*ASSIGNED TASK*: Copy out all lines bearing the word "this" from the listing below.

*EXTRACTED INFORMATION*:
[Start of Attachment]

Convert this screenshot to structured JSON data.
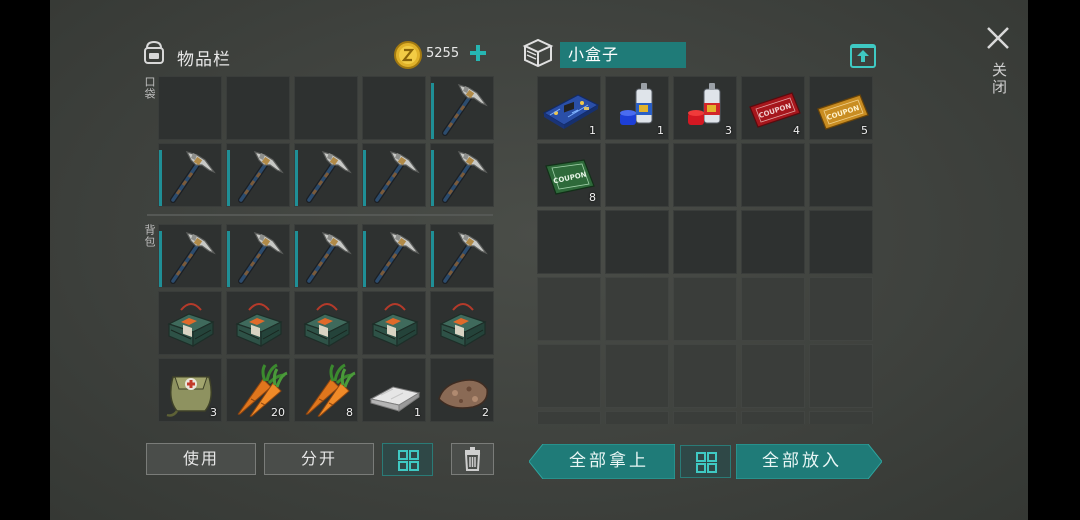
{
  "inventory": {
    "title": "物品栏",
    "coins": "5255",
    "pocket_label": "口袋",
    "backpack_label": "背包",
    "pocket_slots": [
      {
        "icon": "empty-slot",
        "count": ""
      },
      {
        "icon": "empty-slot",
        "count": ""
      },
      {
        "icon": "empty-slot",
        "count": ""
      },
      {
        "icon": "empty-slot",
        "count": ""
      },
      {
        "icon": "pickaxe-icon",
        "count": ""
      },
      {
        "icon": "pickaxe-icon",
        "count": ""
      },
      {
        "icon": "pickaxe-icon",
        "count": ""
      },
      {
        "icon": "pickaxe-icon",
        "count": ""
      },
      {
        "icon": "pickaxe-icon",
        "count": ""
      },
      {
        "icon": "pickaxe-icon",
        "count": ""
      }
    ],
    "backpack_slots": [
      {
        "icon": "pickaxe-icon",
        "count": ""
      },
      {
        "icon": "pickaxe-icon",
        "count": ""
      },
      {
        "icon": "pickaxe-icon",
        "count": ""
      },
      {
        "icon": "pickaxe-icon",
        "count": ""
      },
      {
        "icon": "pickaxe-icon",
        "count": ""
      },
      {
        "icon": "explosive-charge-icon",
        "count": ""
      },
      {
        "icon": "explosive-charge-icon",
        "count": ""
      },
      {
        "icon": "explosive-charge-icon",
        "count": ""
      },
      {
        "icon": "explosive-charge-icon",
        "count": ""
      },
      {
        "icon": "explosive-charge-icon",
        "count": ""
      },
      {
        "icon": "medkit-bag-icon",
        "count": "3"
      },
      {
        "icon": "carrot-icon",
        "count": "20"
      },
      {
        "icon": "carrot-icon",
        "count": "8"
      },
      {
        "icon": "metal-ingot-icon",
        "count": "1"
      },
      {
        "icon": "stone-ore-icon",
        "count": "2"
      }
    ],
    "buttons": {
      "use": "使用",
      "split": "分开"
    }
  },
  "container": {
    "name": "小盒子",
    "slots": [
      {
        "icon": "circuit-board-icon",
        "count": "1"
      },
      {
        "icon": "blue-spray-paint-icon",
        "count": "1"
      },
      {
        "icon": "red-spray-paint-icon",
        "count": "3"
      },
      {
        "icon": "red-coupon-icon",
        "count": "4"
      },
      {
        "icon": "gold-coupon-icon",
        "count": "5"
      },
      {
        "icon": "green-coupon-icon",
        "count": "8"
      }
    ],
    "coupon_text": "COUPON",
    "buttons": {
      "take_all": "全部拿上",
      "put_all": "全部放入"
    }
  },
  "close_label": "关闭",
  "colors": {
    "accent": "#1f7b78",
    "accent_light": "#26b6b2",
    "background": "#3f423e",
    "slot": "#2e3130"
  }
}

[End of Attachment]
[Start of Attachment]

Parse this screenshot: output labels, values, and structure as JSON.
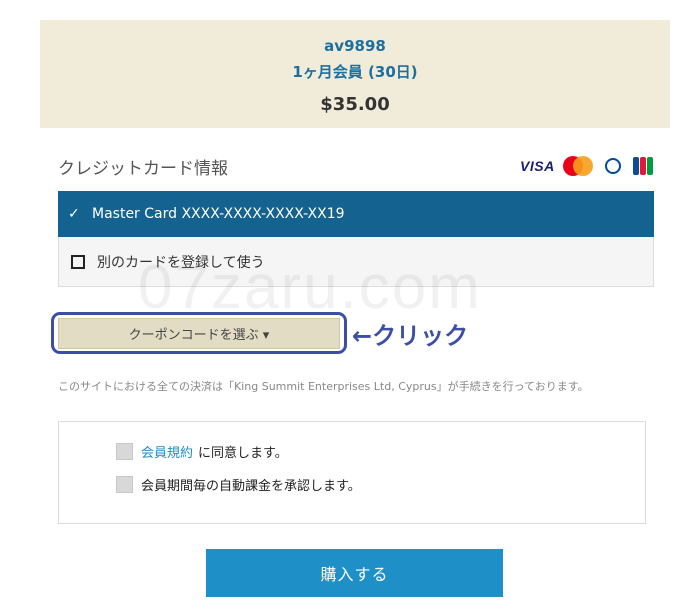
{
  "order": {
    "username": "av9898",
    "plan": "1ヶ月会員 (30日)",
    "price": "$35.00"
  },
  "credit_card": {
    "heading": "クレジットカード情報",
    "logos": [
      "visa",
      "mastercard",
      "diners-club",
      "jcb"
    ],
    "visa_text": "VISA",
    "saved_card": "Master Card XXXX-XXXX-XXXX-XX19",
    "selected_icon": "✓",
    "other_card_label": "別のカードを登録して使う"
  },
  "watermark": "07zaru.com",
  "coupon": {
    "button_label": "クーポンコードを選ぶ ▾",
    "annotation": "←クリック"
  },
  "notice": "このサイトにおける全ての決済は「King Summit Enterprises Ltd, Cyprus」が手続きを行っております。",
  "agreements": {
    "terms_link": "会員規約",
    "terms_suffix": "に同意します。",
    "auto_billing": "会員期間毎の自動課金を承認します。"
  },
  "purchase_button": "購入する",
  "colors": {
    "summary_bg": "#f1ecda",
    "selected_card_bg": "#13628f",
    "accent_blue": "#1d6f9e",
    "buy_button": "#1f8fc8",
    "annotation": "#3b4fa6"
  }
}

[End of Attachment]
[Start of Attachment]

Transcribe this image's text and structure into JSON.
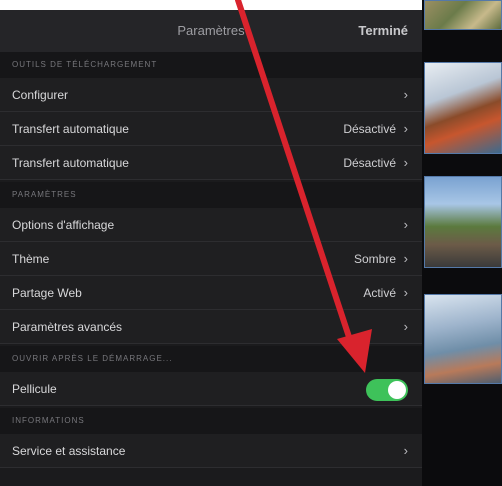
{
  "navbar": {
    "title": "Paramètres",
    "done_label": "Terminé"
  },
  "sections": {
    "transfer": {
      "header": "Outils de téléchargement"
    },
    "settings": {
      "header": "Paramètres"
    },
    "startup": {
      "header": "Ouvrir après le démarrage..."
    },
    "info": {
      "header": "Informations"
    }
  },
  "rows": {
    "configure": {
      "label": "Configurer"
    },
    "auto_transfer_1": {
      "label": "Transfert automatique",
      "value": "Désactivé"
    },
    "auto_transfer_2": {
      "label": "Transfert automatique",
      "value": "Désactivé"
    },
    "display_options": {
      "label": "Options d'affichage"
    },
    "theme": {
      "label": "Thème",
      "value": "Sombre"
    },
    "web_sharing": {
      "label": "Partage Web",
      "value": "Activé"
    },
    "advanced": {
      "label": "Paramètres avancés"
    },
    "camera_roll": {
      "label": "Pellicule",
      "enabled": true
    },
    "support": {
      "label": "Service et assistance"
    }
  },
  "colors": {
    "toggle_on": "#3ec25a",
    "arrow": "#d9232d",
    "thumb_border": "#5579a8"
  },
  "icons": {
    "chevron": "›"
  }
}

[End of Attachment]

*TASK RESULT*:
Convert this screenshot to structured JSON data.
Parse this screenshot: output labels, values, and structure as JSON.
Transcribe this image's text and structure into JSON.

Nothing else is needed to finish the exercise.